Output the data word for word, dropping every image.

○ ○ ○

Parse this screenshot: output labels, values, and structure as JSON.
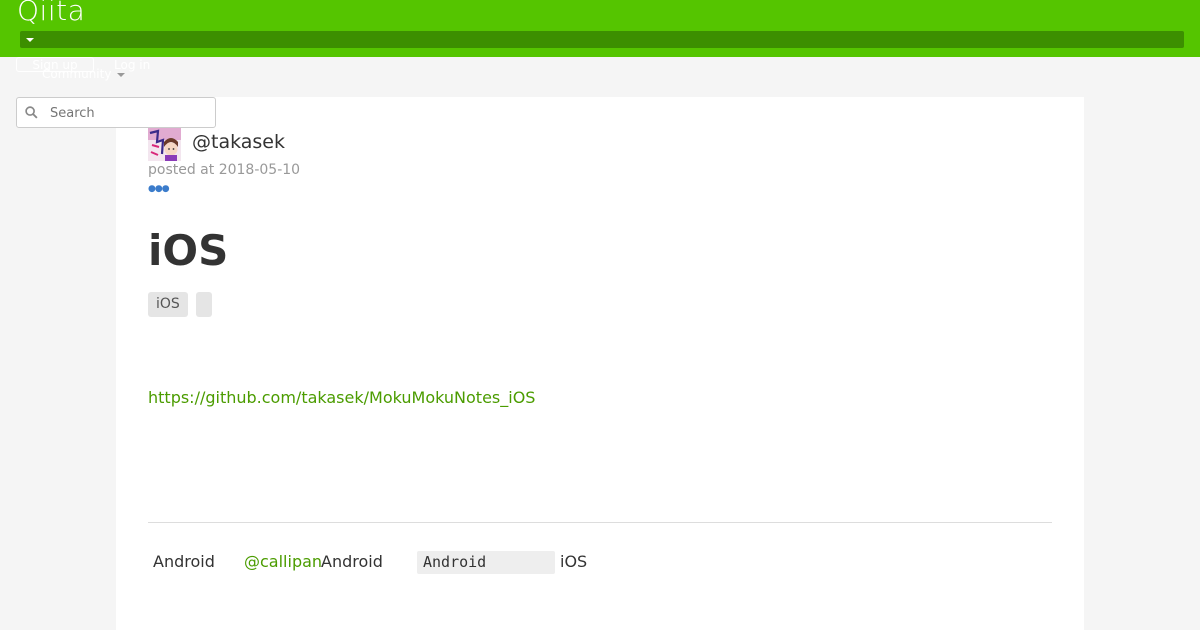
{
  "header": {
    "logo": "Qiita",
    "signup_label": "Sign up",
    "login_label": "Log in",
    "community_label": "Community"
  },
  "search": {
    "placeholder": "Search"
  },
  "article": {
    "author": "@takasek",
    "posted": "posted at 2018-05-10",
    "title": "iOS",
    "tags": [
      "iOS",
      ""
    ],
    "link": "https://github.com/takasek/MokuMokuNotes_iOS"
  },
  "footer": {
    "word1": "Android",
    "mention": "@callipan",
    "word2": "Android",
    "code": "Android",
    "word3": "iOS"
  },
  "colors": {
    "brand": "#55c500",
    "brand_dark": "#3c8f00",
    "link": "#4b9c00"
  }
}
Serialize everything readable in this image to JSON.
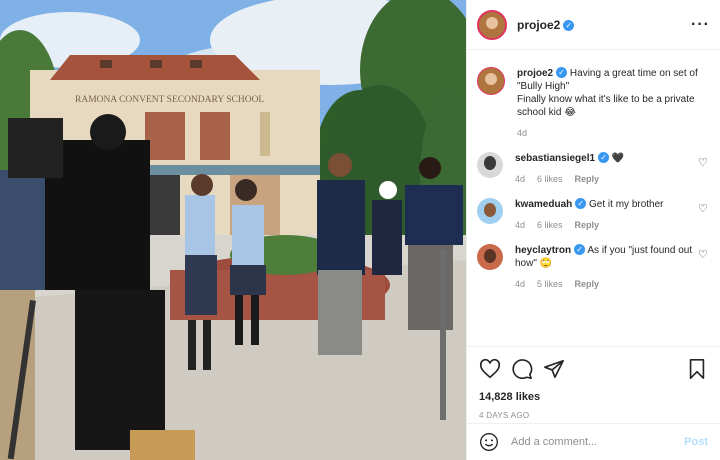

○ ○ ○

_RESULT_:
Parse this screenshot: output labels, values, and structure as JSON.
{
  "header": {
    "logo": "Qiita",
    "signup_label": "Sign up",
    "login_label": "Log in",
    "community_label": "Community"
  },
  "search": {
    "placeholder": "Search"
  },
  "article": {
    "author": "@takasek",
    "posted": "posted at 2018-05-10",
    "title": "iOS",
    "tags": [
      "iOS",
      ""
    ],
    "link": "https://github.com/takasek/MokuMokuNotes_iOS"
  },
  "footer": {
    "word1": "Android",
    "mention": "@callipan",
    "word2": "Android",
    "code": "Android",
    "word3": "iOS"
  },
  "colors": {
    "brand": "#55c500",
    "brand_dark": "#3c8f00",
    "link": "#4b9c00"
  }
}
Serialize everything readable in this image to JSON.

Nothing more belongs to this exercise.